## Exercise
Take every line from the listing below that includes "this" and copy it.

*** Block opens ***

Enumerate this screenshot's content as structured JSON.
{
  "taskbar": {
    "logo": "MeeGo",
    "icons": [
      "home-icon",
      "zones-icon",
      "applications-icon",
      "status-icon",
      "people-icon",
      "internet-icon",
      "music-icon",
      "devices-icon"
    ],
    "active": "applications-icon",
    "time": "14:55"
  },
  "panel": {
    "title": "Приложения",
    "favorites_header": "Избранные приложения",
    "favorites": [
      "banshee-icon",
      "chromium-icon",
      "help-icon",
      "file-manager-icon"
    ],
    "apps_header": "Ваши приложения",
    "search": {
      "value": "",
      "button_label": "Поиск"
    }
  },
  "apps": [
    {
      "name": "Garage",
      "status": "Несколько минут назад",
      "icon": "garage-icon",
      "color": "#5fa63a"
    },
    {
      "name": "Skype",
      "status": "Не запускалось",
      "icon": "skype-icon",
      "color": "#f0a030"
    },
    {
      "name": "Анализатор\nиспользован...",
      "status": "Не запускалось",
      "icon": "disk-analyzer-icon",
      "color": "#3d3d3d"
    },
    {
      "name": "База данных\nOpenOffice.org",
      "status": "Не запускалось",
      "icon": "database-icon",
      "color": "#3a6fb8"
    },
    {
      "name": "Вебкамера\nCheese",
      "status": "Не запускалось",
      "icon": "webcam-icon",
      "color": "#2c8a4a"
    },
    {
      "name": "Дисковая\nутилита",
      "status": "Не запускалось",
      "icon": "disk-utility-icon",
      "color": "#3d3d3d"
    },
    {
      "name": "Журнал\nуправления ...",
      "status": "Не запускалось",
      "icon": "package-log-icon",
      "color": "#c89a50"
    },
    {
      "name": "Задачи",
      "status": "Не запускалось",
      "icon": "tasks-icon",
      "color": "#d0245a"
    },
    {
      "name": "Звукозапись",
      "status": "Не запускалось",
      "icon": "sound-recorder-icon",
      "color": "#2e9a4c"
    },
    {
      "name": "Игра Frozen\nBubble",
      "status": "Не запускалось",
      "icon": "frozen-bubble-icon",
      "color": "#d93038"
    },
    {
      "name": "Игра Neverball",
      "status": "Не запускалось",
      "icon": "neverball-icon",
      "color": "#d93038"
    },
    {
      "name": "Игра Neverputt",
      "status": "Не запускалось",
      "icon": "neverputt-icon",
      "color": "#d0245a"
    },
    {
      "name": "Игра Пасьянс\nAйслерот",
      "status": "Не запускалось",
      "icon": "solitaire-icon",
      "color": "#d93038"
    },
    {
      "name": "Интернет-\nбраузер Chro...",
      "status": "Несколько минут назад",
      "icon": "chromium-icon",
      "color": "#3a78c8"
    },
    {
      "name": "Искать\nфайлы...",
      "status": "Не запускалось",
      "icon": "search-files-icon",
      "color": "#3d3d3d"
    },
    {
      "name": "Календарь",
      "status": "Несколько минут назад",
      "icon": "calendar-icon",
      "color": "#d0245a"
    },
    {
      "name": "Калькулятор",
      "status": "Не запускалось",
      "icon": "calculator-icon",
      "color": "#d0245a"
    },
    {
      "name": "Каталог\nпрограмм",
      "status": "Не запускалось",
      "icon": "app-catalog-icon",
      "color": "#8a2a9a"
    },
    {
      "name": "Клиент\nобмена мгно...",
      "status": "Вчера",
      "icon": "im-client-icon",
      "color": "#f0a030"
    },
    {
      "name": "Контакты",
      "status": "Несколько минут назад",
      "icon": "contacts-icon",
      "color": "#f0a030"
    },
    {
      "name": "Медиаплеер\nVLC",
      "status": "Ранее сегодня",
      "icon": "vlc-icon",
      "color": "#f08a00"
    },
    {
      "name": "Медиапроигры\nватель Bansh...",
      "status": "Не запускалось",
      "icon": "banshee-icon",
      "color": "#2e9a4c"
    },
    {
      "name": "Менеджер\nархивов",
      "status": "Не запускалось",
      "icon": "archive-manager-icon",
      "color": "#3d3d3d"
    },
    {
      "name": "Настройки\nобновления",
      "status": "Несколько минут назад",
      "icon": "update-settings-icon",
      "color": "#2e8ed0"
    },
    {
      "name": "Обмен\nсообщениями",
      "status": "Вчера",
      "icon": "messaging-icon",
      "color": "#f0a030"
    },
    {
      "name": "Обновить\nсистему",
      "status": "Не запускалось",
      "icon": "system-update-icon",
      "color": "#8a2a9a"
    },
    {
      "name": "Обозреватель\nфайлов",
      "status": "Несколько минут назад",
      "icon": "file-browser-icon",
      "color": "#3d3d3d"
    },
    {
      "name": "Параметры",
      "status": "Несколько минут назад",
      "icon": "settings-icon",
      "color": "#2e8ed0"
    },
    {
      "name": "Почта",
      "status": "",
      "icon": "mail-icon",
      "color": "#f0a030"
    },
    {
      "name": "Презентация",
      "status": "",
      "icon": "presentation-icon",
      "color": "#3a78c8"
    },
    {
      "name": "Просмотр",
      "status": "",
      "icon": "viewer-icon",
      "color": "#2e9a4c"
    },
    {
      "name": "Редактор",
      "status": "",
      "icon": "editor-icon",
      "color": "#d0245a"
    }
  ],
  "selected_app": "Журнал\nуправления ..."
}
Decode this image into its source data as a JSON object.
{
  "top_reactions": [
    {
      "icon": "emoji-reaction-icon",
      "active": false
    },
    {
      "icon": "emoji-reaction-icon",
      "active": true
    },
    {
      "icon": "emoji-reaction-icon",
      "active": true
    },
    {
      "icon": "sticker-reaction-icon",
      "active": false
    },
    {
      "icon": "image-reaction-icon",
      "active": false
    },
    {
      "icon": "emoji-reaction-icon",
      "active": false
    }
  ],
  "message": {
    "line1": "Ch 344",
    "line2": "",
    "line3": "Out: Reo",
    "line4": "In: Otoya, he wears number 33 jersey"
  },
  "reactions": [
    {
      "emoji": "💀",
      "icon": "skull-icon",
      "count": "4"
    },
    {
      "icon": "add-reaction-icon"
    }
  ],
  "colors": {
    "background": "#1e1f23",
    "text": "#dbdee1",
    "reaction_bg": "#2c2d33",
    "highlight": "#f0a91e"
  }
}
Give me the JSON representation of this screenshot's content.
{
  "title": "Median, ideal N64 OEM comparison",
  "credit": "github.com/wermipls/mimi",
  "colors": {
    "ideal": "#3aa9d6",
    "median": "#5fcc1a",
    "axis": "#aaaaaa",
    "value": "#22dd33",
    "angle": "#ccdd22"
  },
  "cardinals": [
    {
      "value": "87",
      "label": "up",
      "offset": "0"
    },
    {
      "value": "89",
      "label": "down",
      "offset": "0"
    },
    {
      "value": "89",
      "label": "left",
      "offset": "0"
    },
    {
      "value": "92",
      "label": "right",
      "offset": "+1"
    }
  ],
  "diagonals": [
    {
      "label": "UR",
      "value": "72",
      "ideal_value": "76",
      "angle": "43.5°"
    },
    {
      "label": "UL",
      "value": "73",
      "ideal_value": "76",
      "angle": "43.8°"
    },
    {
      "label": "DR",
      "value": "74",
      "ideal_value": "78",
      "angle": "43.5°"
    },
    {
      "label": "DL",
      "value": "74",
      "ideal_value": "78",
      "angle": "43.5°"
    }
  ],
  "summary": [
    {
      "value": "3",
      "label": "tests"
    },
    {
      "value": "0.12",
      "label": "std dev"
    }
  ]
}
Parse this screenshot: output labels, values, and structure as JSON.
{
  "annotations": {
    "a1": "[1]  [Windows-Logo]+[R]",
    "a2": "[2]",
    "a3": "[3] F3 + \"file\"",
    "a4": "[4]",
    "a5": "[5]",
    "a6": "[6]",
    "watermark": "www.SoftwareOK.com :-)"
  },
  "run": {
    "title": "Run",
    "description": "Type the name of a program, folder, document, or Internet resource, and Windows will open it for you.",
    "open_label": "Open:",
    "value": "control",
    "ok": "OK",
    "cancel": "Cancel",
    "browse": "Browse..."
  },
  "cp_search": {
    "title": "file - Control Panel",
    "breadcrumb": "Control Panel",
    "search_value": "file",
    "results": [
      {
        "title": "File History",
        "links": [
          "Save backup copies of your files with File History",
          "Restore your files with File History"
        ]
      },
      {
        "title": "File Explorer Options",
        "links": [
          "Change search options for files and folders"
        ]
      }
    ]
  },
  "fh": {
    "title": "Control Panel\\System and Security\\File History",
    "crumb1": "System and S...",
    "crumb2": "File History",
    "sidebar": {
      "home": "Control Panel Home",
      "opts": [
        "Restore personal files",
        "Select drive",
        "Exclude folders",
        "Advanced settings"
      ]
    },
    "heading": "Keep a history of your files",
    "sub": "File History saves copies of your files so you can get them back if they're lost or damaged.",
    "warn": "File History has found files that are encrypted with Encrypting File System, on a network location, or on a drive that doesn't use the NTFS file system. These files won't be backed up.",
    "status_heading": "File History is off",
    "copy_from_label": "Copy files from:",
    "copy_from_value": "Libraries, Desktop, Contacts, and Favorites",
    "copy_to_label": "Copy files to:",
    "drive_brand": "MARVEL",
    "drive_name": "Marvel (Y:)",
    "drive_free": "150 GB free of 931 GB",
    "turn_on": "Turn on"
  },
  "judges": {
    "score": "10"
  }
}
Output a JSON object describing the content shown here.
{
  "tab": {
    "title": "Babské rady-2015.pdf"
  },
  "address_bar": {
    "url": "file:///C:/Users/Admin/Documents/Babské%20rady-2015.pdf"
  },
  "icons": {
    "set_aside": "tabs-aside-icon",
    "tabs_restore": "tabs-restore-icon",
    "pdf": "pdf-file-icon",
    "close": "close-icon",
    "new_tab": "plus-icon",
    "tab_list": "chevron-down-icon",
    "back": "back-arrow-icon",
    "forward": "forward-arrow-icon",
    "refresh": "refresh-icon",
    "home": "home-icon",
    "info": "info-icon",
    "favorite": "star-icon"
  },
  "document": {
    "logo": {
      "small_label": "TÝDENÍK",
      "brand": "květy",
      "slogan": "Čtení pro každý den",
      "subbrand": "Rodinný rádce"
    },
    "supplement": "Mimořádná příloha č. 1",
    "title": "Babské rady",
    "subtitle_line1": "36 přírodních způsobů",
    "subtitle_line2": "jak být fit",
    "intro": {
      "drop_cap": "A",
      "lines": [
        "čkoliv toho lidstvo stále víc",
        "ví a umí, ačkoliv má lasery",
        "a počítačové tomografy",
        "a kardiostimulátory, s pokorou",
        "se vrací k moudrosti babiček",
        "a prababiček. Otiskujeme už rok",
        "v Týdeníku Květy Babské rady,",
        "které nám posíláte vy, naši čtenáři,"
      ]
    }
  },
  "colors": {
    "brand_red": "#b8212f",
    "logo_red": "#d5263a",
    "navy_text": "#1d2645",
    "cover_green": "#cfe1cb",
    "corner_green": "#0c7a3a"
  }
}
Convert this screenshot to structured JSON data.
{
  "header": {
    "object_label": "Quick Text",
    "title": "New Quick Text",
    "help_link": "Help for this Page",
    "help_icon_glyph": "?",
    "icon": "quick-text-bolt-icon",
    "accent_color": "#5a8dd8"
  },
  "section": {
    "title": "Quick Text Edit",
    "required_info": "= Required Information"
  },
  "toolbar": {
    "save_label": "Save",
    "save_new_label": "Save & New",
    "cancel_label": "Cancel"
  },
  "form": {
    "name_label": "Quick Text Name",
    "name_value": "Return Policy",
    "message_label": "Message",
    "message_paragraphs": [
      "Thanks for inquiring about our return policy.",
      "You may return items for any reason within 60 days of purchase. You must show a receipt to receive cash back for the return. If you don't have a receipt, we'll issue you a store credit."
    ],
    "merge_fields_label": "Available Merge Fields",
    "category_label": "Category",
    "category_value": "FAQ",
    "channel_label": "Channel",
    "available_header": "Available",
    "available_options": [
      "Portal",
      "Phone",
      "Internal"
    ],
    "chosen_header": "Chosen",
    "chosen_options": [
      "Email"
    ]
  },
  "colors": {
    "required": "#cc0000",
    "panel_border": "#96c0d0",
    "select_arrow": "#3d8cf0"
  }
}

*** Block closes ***

## Response to the exercise
Enumerate this screenshot's content as structured JSON.
Decode this image into its source data as a JSON object.
Give me the JSON representation of this screenshot's content.
Parse this screenshot: output labels, values, and structure as JSON.
Convert this screenshot to structured JSON data.
    "help_link": "Help for this Page",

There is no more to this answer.